* _EXERCISE BRIEF_: Please state how many lines of the data contain "datasheet". The number by itself is enough.

Source data:
****************

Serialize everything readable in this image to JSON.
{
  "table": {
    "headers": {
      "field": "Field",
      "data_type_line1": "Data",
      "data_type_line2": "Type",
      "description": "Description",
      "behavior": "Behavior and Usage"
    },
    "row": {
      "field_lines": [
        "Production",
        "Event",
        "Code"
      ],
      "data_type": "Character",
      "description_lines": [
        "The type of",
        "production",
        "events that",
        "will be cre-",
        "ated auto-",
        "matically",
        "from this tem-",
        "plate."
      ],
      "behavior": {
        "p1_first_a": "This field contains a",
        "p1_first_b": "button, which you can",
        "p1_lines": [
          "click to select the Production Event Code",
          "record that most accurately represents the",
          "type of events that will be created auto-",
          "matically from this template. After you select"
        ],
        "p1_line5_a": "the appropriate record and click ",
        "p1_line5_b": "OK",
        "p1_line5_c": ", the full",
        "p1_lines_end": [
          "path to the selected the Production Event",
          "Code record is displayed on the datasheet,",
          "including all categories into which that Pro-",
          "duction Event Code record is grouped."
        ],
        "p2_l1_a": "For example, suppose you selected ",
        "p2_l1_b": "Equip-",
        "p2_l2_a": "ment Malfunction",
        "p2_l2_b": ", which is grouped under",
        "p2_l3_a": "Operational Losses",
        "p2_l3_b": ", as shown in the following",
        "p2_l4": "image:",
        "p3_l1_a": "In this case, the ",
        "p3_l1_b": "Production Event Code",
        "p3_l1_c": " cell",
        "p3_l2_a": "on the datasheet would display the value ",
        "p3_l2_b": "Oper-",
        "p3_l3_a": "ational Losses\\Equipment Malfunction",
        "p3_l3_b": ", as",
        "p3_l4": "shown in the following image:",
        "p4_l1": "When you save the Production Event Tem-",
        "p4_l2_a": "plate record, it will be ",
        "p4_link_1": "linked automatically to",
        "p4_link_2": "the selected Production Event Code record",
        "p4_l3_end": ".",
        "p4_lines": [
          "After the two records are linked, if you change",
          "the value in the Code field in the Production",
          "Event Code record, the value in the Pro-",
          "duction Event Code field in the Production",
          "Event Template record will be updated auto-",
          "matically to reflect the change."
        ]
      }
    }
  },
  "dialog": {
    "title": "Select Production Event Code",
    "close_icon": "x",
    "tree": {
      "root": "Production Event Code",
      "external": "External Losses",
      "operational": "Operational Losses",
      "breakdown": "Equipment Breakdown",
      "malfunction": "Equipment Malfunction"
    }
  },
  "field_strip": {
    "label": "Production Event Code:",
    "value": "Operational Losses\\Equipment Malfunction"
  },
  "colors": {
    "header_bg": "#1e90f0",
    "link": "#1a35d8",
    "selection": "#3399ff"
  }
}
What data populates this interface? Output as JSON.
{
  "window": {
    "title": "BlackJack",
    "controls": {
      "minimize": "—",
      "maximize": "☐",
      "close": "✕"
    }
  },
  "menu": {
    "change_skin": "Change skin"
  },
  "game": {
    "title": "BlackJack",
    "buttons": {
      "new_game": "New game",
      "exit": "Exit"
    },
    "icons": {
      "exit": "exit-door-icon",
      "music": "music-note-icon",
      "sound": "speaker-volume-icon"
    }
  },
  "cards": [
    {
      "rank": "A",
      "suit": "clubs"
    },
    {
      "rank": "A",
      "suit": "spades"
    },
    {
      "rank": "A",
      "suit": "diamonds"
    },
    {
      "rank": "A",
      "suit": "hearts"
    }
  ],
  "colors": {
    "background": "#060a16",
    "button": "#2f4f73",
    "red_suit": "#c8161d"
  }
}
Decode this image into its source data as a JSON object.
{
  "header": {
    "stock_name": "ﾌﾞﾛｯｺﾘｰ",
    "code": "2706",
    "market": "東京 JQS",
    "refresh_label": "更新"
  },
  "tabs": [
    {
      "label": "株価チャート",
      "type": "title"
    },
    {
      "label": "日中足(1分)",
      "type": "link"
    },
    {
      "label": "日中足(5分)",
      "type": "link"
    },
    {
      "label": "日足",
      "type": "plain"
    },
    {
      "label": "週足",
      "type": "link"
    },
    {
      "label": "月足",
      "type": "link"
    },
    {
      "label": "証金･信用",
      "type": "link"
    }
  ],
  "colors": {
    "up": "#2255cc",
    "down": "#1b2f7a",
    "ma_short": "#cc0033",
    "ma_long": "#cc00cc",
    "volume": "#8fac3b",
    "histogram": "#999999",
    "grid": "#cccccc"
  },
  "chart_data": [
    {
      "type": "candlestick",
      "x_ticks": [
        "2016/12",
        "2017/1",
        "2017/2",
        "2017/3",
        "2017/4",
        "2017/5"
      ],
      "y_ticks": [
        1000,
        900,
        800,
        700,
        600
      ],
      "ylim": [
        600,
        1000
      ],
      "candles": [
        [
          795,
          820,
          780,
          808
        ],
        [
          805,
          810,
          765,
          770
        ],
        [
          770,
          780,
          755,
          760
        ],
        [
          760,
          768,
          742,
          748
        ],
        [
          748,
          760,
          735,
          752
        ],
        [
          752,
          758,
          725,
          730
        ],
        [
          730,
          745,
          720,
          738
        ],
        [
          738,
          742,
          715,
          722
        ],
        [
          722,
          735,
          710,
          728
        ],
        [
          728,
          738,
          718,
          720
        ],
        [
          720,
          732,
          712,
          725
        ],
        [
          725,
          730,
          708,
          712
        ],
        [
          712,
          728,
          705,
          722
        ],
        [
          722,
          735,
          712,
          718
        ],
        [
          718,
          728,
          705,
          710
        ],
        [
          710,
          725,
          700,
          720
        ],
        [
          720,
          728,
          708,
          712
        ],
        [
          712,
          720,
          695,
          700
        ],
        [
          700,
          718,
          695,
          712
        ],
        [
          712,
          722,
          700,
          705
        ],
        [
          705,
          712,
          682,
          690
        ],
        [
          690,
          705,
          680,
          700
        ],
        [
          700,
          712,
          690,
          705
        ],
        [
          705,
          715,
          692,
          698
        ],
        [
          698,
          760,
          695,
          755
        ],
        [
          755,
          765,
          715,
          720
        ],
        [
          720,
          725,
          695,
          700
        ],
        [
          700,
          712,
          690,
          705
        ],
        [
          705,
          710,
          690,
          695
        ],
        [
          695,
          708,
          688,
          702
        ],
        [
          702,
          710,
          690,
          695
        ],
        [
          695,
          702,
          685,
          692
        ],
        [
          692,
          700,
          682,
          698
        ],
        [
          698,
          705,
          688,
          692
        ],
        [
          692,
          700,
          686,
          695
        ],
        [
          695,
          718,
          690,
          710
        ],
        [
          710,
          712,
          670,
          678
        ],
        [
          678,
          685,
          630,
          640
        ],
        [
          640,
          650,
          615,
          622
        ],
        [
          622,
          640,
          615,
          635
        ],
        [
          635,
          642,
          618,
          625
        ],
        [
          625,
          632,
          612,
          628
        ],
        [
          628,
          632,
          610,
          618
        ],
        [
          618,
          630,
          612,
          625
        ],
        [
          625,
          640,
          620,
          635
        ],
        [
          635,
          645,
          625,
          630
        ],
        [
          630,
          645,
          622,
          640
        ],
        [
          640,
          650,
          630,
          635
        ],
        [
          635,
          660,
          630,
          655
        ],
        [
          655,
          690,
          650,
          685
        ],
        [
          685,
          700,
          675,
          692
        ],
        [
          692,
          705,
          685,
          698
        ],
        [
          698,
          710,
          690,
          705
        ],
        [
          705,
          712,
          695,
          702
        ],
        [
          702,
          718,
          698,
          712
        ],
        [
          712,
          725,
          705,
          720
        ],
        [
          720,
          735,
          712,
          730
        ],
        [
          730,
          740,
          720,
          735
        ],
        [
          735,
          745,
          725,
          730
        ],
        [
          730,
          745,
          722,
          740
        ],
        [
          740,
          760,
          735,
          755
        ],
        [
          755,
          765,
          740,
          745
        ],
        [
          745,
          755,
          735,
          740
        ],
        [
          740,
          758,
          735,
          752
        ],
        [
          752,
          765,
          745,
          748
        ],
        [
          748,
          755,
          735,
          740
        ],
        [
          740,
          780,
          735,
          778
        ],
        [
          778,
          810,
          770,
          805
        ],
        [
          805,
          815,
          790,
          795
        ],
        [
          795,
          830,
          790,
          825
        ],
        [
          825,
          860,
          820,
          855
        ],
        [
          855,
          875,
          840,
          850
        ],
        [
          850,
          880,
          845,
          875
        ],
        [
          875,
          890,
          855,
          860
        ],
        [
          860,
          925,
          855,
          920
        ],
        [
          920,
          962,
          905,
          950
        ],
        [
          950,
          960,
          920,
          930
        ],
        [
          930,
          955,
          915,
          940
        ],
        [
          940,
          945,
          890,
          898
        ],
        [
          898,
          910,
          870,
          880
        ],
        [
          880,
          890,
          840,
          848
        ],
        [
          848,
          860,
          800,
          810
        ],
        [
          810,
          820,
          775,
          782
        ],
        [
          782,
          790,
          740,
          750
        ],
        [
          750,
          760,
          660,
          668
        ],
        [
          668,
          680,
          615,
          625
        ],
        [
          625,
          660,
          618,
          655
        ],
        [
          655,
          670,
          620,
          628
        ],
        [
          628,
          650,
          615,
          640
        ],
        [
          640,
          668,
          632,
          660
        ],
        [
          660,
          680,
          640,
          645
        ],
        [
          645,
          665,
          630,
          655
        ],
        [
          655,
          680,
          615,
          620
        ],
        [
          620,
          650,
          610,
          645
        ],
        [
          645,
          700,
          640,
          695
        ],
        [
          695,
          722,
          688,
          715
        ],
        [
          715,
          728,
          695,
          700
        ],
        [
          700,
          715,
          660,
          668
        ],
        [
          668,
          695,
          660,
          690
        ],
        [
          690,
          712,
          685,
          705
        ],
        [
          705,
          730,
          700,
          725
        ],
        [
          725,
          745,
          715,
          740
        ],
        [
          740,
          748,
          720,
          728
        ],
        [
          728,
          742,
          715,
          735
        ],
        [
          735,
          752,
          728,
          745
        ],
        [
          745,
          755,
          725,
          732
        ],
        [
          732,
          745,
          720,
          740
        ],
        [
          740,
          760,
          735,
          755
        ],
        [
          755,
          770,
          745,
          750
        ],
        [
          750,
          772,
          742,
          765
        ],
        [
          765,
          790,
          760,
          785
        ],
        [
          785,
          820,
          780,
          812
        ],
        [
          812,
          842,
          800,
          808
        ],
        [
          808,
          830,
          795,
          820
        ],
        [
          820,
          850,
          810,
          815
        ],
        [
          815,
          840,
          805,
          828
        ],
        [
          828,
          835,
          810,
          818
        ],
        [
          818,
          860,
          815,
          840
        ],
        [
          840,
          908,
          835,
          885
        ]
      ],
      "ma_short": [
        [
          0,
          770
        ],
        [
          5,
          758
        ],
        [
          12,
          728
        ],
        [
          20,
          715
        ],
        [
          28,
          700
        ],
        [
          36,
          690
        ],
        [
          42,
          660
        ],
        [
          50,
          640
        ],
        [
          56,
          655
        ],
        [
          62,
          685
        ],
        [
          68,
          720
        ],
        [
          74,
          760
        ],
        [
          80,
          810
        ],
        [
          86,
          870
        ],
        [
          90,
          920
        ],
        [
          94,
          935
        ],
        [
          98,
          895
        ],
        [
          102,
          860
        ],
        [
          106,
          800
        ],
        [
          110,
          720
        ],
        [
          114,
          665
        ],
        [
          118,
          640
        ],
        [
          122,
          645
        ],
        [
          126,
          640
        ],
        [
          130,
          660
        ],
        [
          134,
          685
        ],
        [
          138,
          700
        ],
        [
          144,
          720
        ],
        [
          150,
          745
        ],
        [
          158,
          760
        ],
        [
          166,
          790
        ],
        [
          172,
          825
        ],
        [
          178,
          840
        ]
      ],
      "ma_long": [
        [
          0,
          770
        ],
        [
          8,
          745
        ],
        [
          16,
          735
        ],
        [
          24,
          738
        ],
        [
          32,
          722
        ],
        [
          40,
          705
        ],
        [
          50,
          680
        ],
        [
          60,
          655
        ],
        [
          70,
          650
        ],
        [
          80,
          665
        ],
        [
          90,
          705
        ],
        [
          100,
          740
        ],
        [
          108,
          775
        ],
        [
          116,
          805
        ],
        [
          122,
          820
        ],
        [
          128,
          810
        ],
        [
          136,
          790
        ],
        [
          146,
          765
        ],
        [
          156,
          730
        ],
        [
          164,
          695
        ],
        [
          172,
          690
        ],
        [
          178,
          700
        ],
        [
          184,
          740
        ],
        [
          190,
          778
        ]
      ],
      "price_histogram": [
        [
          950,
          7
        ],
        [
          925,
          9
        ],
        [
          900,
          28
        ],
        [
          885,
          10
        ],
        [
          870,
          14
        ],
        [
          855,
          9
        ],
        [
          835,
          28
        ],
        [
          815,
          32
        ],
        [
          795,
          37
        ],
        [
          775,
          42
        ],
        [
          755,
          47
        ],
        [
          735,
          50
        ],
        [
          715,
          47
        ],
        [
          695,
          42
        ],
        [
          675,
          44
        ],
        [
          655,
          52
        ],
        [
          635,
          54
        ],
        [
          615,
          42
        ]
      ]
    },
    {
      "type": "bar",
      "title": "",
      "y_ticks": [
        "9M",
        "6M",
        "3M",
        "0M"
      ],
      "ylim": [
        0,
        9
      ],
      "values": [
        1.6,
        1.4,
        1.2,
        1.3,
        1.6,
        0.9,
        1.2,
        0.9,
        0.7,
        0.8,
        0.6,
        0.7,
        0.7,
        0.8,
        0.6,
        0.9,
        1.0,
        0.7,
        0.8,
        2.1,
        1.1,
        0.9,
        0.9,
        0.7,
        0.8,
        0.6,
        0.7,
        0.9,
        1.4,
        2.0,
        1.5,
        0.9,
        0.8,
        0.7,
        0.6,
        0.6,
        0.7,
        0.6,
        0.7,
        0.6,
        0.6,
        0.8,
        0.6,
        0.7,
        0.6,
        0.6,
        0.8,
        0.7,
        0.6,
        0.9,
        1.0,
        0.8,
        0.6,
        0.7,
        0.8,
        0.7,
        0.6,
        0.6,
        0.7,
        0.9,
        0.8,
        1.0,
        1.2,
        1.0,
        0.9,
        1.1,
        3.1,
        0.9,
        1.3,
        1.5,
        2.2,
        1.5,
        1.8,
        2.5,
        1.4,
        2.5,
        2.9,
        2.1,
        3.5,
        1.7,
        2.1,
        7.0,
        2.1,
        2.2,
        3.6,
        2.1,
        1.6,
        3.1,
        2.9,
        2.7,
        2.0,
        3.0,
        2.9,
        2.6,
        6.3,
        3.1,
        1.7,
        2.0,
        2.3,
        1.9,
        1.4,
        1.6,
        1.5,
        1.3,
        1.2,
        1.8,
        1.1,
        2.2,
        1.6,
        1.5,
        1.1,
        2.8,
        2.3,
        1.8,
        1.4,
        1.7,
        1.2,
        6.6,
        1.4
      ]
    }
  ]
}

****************

* _EXERCISE RESPONSE_: 2